#### [Aim of the task]
An exact copy of the entries is needed, with every line included.

#### [Given records]
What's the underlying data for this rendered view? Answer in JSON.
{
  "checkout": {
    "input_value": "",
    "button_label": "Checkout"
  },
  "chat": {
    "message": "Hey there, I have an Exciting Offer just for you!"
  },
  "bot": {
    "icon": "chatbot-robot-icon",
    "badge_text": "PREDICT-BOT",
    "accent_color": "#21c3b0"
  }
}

#### [Solved exercise]
What's the underlying data for this rendered view? Answer in JSON.
{
  "checkout": {
    "input_value": "",
    "button_label": "Checkout"
  },
  "chat": {
    "message": "Hey there, I have an Exciting Offer just for you!"
  },
  "bot": {
    "icon": "chatbot-robot-icon",
    "badge_text": "PREDICT-BOT",
    "accent_color": "#21c3b0"
  }
}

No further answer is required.